Bellah received a BA from Harvard University in 1950, and a PhD from Harvard in 1955. He was a student of Talcott Parsons, sociologist at Harvard and he and Parsons remained intellectual friends until Parsons' death in 1979. Parsons was specially interested in Bellah's concept of religious evolution and the concept of "Civil Religion." While an undergraduate at Harvard, he was a member of the Communist Party USA in 1947–1949 and a chairman of the John Reed Club, "a recognized student organization concerned with the study of Marxism". During the summer of 1954, Dean of the Faculty of Arts and Sciences at Harvard McGeorge Bundy, who later served as a national security adviser to John F. Kennedy and Lyndon B. Johnson, threatened to withdraw Bellah's graduate student fellowship if he did not provide the names of his former club associates. Bellah was also interrogated by the Boston office of the FBI with the same purpose. As a result, Bellah and his family spent two years in Canada, where he was awarded a post-doctoral fellowship at the Islamic Institute in McGill University in Montreal.
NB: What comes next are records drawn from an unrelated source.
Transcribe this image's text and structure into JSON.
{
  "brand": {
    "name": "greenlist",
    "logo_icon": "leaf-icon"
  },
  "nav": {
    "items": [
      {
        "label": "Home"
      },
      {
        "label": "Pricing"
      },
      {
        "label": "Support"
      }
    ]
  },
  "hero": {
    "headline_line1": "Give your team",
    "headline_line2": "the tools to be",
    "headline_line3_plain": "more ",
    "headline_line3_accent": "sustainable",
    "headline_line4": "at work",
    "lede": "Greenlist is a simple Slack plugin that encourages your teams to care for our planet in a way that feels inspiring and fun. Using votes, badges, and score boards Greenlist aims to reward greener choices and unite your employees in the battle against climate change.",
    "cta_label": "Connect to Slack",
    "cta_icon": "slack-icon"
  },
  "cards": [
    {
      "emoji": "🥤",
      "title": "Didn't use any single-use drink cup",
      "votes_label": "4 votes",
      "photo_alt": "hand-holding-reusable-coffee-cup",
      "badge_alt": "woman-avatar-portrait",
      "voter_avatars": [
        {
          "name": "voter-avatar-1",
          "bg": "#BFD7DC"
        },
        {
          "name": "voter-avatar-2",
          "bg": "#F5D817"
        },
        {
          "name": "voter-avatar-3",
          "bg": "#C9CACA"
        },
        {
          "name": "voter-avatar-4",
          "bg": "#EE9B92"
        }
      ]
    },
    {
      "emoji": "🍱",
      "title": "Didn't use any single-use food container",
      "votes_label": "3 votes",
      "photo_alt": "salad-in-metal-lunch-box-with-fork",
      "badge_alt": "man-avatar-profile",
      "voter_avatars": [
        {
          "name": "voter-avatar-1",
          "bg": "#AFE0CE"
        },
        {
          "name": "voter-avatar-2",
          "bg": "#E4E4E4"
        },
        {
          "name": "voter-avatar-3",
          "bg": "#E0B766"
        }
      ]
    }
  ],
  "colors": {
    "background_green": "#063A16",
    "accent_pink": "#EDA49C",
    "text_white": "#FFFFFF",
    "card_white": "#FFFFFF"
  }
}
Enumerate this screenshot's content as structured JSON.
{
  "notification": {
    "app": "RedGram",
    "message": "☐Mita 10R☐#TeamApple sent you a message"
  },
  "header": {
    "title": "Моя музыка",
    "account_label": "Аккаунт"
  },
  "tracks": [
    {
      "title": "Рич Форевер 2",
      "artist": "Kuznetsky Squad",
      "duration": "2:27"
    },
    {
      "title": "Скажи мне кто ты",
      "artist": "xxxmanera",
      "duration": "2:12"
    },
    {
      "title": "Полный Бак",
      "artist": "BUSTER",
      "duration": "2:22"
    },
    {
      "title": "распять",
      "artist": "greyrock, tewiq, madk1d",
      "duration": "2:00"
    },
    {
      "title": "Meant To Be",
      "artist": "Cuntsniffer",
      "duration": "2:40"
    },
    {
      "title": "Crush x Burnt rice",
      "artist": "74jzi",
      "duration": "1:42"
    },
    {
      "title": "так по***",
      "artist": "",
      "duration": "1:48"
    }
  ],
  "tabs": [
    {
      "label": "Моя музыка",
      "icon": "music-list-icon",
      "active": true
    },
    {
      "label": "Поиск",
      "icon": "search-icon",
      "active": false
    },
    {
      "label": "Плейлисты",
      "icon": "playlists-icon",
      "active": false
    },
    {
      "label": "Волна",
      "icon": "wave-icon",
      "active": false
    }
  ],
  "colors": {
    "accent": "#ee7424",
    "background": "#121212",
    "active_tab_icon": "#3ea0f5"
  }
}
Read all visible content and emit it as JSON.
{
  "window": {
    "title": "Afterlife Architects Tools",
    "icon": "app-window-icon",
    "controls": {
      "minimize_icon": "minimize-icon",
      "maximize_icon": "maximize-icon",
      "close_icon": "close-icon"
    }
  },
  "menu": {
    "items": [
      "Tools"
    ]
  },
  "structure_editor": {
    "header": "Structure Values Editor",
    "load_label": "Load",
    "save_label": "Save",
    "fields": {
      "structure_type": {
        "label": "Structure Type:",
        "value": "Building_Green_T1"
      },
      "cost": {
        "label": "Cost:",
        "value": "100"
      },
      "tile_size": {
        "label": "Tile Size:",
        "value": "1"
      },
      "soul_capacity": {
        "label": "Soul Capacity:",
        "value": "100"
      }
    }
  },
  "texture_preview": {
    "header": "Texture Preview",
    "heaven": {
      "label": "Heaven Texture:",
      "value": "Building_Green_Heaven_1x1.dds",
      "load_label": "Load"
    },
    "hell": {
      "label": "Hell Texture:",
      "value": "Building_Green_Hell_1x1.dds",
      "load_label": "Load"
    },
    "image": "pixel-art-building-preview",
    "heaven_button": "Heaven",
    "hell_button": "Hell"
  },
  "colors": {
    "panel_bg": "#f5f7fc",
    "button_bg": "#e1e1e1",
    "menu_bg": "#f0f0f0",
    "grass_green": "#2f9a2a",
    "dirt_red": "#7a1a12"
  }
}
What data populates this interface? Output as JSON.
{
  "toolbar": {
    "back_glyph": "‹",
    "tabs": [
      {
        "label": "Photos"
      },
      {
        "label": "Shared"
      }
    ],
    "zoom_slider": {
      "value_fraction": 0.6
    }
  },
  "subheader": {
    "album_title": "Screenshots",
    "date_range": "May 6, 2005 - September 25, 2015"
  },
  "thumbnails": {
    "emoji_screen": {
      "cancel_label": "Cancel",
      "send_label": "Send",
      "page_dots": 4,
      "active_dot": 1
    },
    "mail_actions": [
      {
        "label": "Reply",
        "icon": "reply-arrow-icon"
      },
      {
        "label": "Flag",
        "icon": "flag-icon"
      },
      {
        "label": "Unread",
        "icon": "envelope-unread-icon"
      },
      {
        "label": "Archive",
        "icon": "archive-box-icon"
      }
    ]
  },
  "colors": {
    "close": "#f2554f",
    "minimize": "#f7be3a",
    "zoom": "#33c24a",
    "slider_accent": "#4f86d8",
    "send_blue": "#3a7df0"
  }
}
He returned to Harvard after McCarthyism declined due to the death of its main instigator senatorJoseph McCarthy. Bellah afterwards wrote,
...I know from personal experience that Harvard did some terribly wrong things during the McCarthy period and that those things have never been publicly acknowledged. At its worst it came close to psychological terror against almost defenseless individuals. ...The university and the secret police were in collusion to suppress political dissent and even to persecute dissenters who had changed their minds if they were not willing to become part of the persecution.
—Robert N. Bellah
Bellah's magnum opus, Religion in Human Evolution (2011), traces the biological and cultural origins of religion and the interplay between the two. Philosopher Jürgen Habermas wrote of the work: "This great book is the intellectual harvest of the rich academic life of a leading social theorist who has assimilated a vast range of biological, anthropological, and historical literature in the pursuit of a breathtaking project... In this field I do not know of an equally ambitious and comprehensive study."
Bellah is also known for his 1985 book Habits of the Heart, which discusses how religion contributes to and detracts from America's common good, and for his studies of religious and moral issues and their connection to society. Bellah was perhaps best known for his work related to American civil religion, a term which he coined in a 1967 article that has since gained widespread attention among scholars.
He served in various positions at Harvard from 1955 to 1967 when he took the position of Ford Professor of Sociology at theUniversity of California at Berkeley. He spent the remainder of his career at Berkeley. His political views are often classified ascommunitarian. An academic biography of Robert Bellah, "the world's most widely read sociologist of religion", is currently under way.